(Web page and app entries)
********

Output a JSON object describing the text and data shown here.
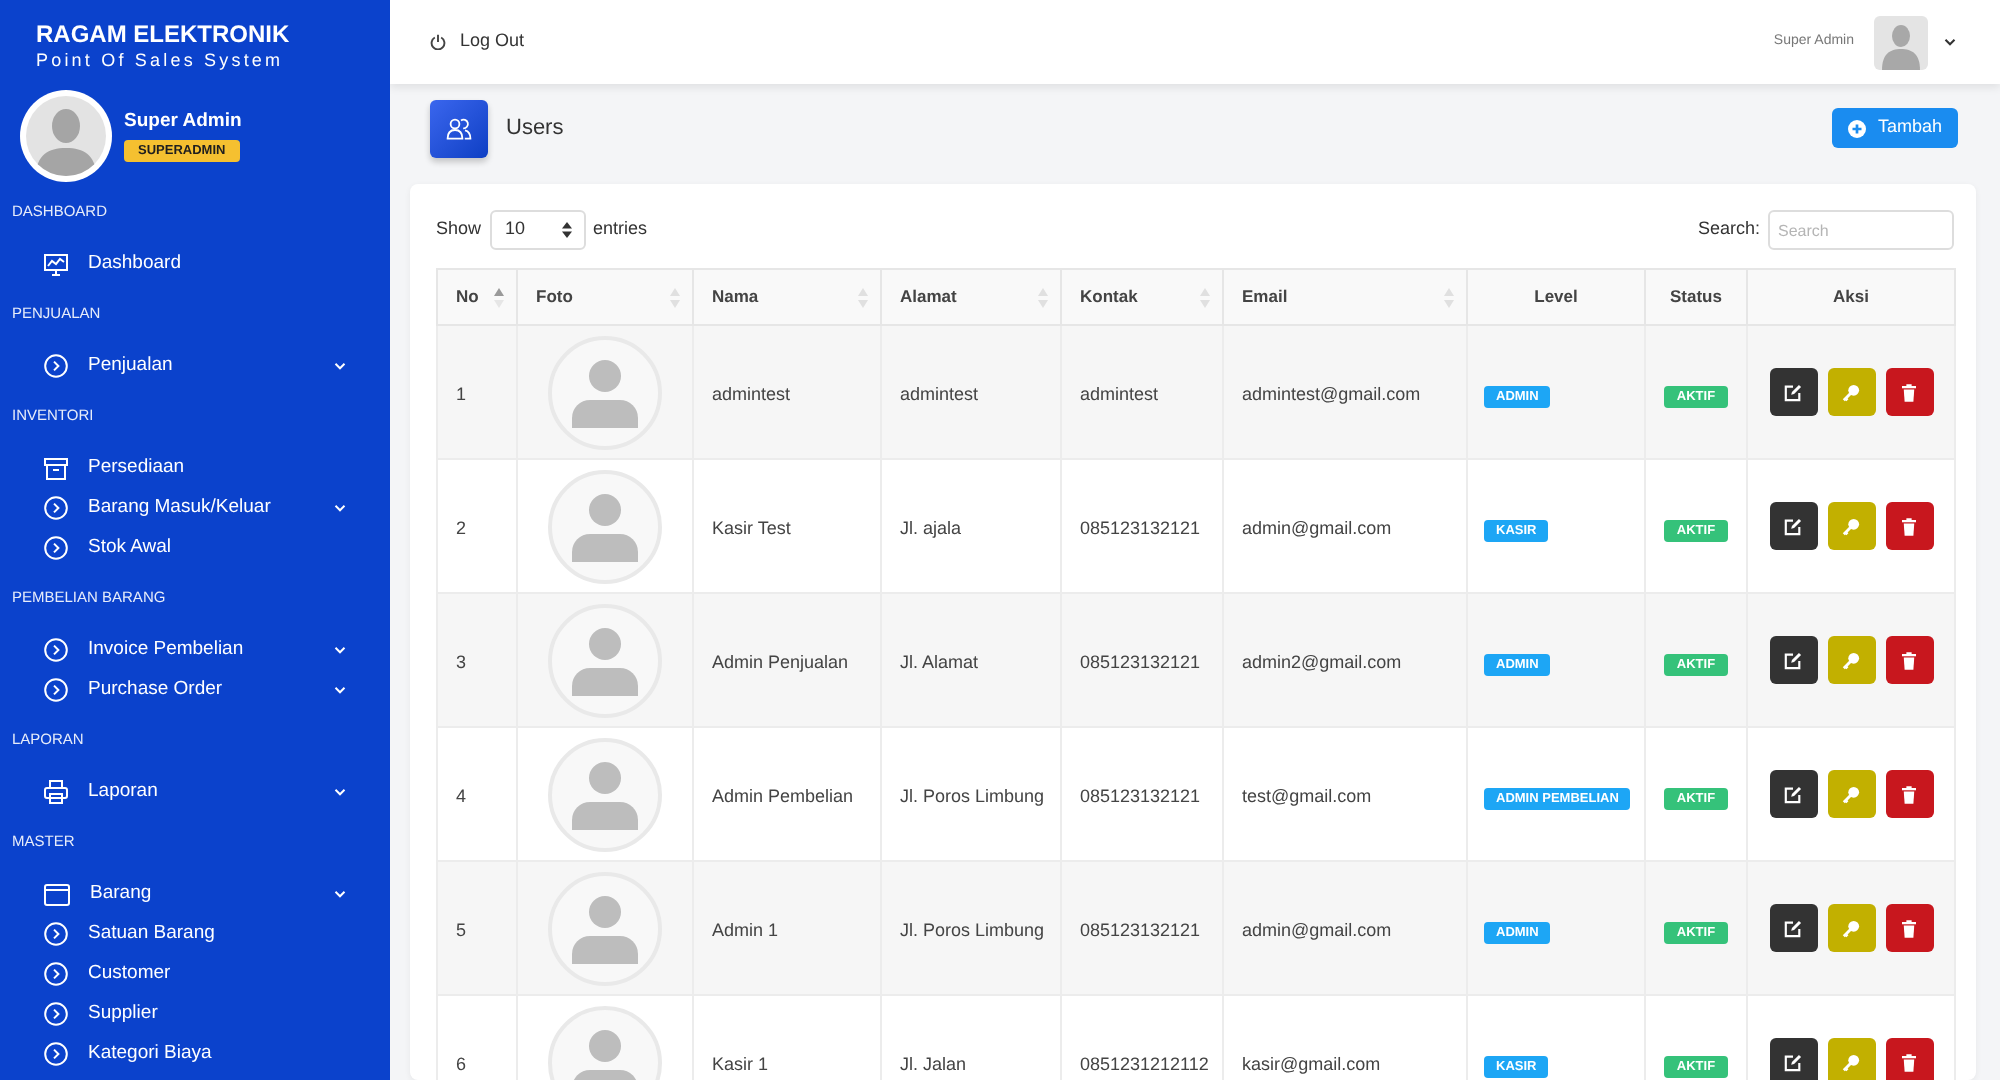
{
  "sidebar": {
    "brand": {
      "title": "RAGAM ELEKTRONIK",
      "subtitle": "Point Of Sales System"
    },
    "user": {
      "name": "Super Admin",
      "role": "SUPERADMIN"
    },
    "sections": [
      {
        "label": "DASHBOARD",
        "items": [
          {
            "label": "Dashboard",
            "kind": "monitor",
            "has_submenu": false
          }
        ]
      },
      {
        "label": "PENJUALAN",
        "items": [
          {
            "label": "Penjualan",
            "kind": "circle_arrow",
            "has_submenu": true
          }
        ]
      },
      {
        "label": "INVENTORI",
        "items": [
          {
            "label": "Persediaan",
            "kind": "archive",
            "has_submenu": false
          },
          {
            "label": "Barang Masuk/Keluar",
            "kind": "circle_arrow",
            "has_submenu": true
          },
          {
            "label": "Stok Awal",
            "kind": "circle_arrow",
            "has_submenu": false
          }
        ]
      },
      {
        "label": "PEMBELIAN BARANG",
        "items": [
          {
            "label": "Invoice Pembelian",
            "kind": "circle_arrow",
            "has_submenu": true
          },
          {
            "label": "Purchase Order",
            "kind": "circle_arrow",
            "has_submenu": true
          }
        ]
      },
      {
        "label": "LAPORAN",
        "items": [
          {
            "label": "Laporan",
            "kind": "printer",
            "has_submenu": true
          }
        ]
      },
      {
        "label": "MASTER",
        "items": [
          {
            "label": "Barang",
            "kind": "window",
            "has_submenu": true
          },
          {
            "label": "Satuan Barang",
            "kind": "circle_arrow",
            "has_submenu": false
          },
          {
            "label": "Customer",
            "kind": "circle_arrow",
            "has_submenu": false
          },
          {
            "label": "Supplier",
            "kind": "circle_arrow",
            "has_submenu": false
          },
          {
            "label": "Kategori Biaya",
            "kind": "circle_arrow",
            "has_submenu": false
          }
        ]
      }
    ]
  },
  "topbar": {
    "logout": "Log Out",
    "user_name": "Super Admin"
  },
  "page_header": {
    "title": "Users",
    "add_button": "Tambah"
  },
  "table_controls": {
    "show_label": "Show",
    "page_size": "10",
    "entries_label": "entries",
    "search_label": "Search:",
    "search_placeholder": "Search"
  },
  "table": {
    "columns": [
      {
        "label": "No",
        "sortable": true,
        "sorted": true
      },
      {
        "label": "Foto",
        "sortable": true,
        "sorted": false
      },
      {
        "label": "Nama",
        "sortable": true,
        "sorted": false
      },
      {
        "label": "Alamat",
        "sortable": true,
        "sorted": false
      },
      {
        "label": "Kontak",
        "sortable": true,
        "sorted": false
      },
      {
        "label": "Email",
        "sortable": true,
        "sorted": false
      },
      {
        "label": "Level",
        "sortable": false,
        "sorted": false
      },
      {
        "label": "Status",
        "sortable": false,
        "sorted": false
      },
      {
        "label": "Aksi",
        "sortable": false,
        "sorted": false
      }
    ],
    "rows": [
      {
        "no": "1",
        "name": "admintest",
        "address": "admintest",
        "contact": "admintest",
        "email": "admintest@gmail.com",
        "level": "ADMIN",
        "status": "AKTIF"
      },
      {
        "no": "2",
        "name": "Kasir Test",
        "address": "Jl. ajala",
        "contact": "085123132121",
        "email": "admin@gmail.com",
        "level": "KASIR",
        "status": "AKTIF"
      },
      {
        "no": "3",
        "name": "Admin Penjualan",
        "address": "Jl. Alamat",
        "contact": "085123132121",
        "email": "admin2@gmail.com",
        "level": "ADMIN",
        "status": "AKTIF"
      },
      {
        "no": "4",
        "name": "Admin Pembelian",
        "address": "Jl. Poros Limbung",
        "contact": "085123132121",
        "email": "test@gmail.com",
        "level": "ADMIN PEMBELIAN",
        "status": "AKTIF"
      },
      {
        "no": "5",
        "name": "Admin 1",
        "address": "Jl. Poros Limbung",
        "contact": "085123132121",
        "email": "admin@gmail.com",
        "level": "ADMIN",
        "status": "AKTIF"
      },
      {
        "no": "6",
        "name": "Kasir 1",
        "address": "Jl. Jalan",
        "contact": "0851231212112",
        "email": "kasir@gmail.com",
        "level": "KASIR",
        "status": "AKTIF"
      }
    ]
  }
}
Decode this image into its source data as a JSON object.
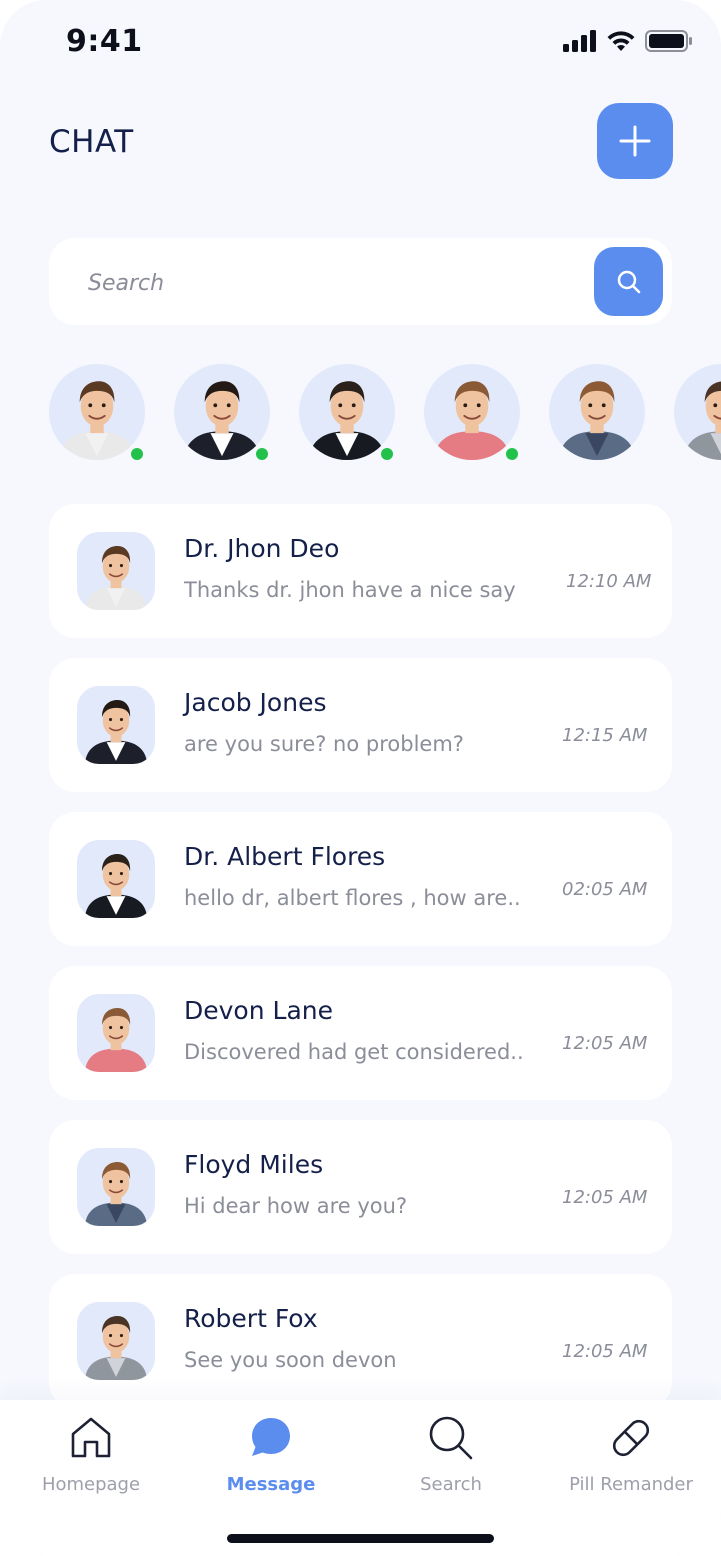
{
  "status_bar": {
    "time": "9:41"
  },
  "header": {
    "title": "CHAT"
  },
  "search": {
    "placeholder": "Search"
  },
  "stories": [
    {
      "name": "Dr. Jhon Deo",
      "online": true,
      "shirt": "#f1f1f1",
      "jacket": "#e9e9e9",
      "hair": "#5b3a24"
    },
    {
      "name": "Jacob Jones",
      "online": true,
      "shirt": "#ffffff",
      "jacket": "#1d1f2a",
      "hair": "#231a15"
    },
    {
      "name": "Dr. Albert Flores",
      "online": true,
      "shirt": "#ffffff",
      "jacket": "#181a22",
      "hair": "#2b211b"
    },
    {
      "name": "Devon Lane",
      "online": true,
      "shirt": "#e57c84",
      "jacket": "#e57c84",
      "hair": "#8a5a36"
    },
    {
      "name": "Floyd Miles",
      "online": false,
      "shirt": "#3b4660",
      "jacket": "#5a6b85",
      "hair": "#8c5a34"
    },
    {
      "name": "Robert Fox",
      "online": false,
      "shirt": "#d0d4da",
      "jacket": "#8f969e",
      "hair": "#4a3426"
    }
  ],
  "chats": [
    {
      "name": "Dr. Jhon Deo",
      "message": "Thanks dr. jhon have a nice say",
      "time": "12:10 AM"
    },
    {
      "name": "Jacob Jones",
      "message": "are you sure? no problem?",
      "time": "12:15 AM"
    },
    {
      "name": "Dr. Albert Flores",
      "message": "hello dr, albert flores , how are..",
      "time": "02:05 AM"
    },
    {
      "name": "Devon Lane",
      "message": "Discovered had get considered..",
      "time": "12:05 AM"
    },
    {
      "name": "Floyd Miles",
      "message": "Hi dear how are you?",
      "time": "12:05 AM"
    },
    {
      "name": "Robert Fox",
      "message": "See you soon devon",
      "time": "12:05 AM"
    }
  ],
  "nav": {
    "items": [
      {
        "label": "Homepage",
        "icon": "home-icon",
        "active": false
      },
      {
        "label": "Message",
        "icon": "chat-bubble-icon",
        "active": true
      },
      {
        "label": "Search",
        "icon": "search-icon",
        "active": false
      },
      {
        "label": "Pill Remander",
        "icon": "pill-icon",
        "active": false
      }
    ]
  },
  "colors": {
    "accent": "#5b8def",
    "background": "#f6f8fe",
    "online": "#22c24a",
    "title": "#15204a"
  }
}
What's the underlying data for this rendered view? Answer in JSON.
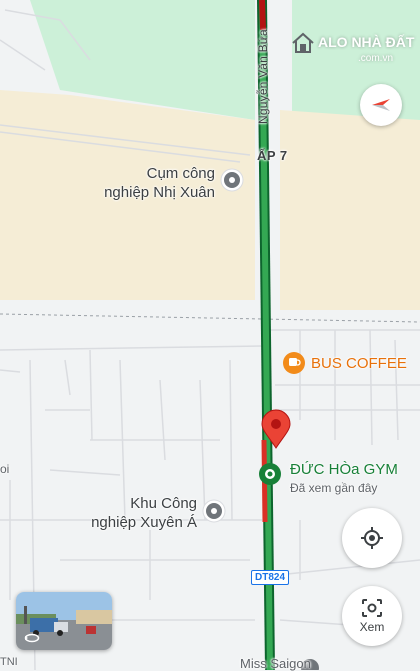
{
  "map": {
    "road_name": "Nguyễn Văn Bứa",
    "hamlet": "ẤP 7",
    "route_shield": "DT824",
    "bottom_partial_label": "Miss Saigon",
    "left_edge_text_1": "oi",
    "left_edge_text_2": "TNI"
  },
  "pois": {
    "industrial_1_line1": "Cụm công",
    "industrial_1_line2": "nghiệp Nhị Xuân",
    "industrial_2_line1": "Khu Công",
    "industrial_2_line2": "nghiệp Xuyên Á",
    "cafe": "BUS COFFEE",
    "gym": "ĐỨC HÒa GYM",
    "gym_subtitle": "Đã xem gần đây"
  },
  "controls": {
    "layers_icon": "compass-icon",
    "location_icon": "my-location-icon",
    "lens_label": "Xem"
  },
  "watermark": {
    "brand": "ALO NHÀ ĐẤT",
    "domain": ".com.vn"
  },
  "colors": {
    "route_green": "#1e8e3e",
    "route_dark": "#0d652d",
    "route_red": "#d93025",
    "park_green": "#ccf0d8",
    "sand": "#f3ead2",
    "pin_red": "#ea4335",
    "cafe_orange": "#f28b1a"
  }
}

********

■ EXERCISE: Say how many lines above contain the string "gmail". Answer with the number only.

■ FINISHED TASK: 6